• Activity
Exact copy, no pictures: return all the records as they stand.

Available data below:

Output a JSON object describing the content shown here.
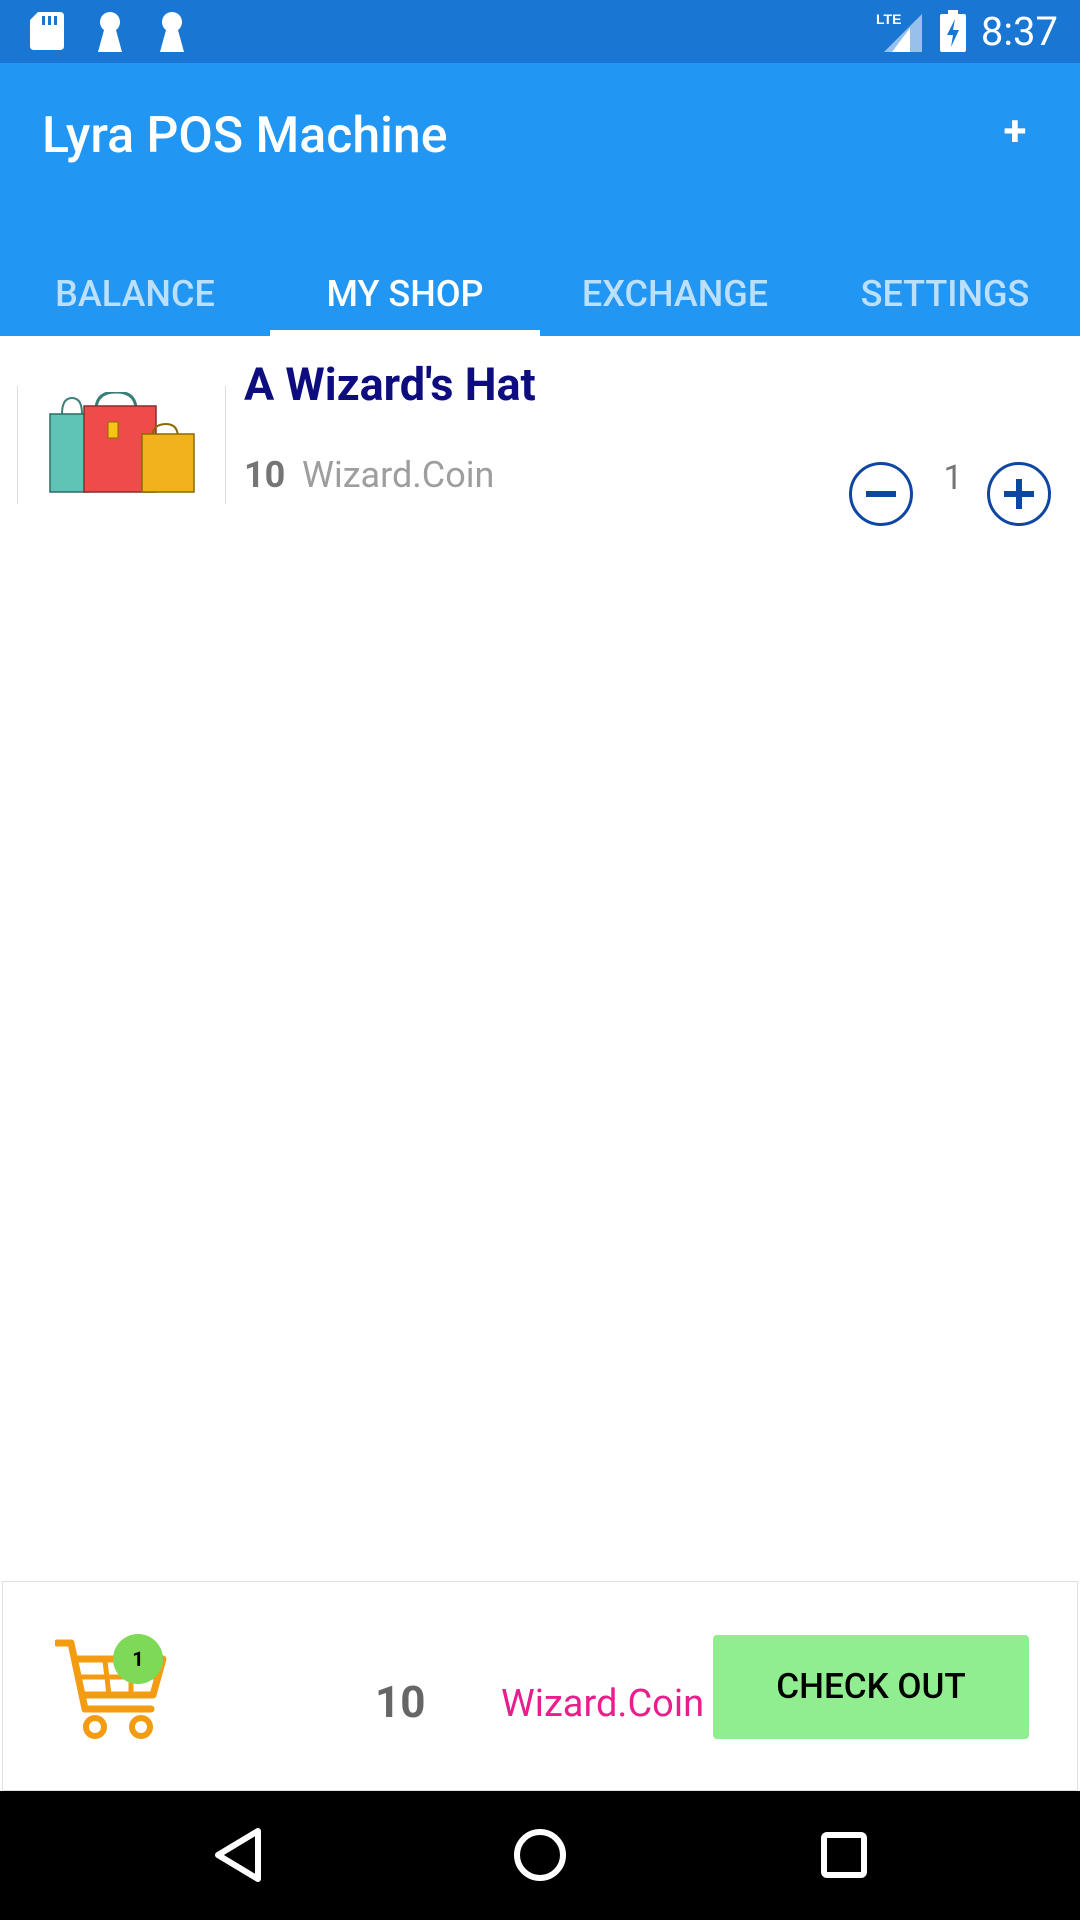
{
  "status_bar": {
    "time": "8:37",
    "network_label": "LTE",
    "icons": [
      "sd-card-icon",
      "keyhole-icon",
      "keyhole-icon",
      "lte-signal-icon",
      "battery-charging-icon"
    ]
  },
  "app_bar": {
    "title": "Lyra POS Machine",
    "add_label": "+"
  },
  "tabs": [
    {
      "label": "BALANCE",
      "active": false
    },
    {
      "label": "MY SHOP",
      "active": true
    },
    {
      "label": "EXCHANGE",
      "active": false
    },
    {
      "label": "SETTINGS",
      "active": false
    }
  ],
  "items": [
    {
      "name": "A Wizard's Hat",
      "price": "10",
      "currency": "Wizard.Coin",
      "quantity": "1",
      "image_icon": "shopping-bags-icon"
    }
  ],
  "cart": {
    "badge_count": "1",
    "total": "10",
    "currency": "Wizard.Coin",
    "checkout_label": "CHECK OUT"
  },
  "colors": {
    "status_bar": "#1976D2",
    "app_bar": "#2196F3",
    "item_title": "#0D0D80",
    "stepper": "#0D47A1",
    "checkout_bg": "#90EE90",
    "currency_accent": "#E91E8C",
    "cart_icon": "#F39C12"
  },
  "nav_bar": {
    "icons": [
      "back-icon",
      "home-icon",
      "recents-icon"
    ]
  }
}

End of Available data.

• Completed exercise
Output a JSON object describing the content shown here.
{
  "status_bar": {
    "time": "8:37",
    "network_label": "LTE",
    "icons": [
      "sd-card-icon",
      "keyhole-icon",
      "keyhole-icon",
      "lte-signal-icon",
      "battery-charging-icon"
    ]
  },
  "app_bar": {
    "title": "Lyra POS Machine",
    "add_label": "+"
  },
  "tabs": [
    {
      "label": "BALANCE",
      "active": false
    },
    {
      "label": "MY SHOP",
      "active": true
    },
    {
      "label": "EXCHANGE",
      "active": false
    },
    {
      "label": "SETTINGS",
      "active": false
    }
  ],
  "items": [
    {
      "name": "A Wizard's Hat",
      "price": "10",
      "currency": "Wizard.Coin",
      "quantity": "1",
      "image_icon": "shopping-bags-icon"
    }
  ],
  "cart": {
    "badge_count": "1",
    "total": "10",
    "currency": "Wizard.Coin",
    "checkout_label": "CHECK OUT"
  },
  "colors": {
    "status_bar": "#1976D2",
    "app_bar": "#2196F3",
    "item_title": "#0D0D80",
    "stepper": "#0D47A1",
    "checkout_bg": "#90EE90",
    "currency_accent": "#E91E8C",
    "cart_icon": "#F39C12"
  },
  "nav_bar": {
    "icons": [
      "back-icon",
      "home-icon",
      "recents-icon"
    ]
  }
}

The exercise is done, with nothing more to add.